Monday, February 28, 2011

Oscars Over: Let’s Talk Books!

Book Review: Romance of My Dreams Volume 2
by Jacqueline Seewald

ROMANCE OF MY DREAMS, Volume 2, is an L&L Dreamspell Anthology which contains ten romantic stories by eight different authors. The enjoyment lies in that you get ten different stories with a variety of voices and characters.

The lead off story is Pauline Baird Jones’ “Comfort Zone.” Halle Greenfield isn’t thinking of marriage. However, Lord Keil has other ideas. The story grabs the reader from the beginning: “Marrying a man she’d met once was a bad idea. When that man was
ET it was insane.” Yes, this is a science fiction romance. It is also charming, romantic, humorous and will leave you with a smile on your face.

In Cindy Davis’ “Cuppa Jarvis” the intriguing character Detective Colby Jarvis is called in to solve the break-in at Angie Deacon’s community theatre. Needless to say, a romance develops. The story could well be developed into a romantic suspense novel.

“Pyrotechnics” by Joyce Scarbrough is more than a college romance. Jaycee Stevens is a college freshman trying to find herself. Like Jaycee, Bud Stanton is an athlete. He is also
troubled about finding his identity. Both have family problems. The two are a volatile mix. And they do combust. The dialogue is realistic and the characters well-drawn.

“Recov” by Helen Henderson is a bitter-sweet romance, touching and tender. It is the science fiction story of Eric Marten who has been chosen by the government to create
a child with the woman of his dreams, Lauren Woods. There’s just one problem:
Lauren died before her time and has been brought back to life for a brief time to create
a perfect child with Eric. At first chilling, the story becomes a warm and sensitive romance as the relationship develops between Eric and Lauren.

In “The View from the Balcony”, D.K. Christi, begins her story with a woman who is ill and has just been jilted by her fiancĂ© racing across a small Italian beach on horseback. The image of the blond-haired beauty in a white wedding dress dashing through the pounding surf on a white stallion catches the attention of a man who has also suffered losses. He rescues her from drowning and a beautiful love affair ensues. This is a lovely, romantic story that captures the reader’s attention and keeps it to the end.

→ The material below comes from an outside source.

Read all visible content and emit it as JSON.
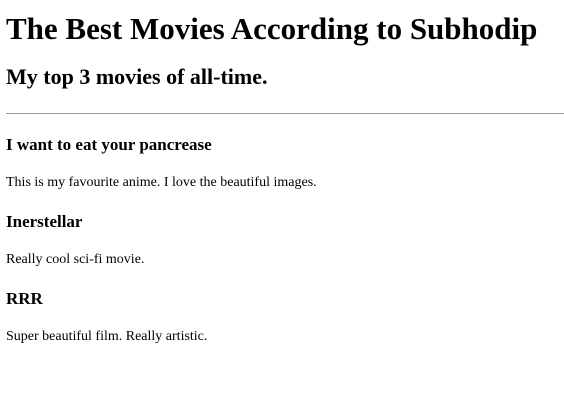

“The Right Feeling” by Phyllis Humphrey is the story of Megan Taylor, an interior decorator, who has inherited an old hotel in Hawaii from an uncle. She cannot afford to
maintain the hotel or fix it up properly and has decided to try to sell it to a large corporation. The moment she sees Bart Graham who represents Condon Properties, she finds herself attracted to him, and the feeling is returned. But all is not smooth going for Megan because her hotel is hit by a tsunami. This is a well-written, enjoyable romantic story. Readers will care about Megan and Bart.

In “Son of a Sheik” by Pauline Baird Jones, a ten year old child with a giant IQ acts as matchmaker. Elle parents her dead twin sister’s child, Emma. Enter Rafiq who dumped Elle five years before and broke her heart. Em sets matters right. A very pleasing story with endearing characters.

“Manless and Loving It” by Lisa Rene Smith is a tour de force. Recently divorced Samantha Greene is walking on a deserted beach in the evening feeling her fifty years when a man comes out of nowhere and frightens her. However, Detective Nick Karras is not trying to attack Sam as she at first assumes but is actually interested in protecting her. A pithy, exciting romantic story.

“Safe Harbor” is the second story in this collection by Joyce Sterling Scarbrough.
Cal Pardue is suspicious of Jasmine Gregory’s attention to his grandfather in the nursing home. Jasmine is kind to everyone but Amos in particular because he reminds Jasmine of
her own grandfather who she hardly got to know. Jasmine’s surprising background makes her an especially interesting character, but she must overcome Cal’s hardcore distrust of women. The Louisiana locale provides an authentic setting for a sensitive yet entertaining romantic story.

“Casino Life” is my own contribution to the anthology. It’s as much a literary short story as a romance. Sara is a lonely widow whose life has lost its meaning. Her regular bus trips to Atlantic City are what keep her going. But Sara is not a gambler. Rob, a construction worker, was recently laid off his job. They meet on the bus and a bond forms between them, two lost souls in need of comfort and companionship. For them, the excitement of casino life ignites romance and hope.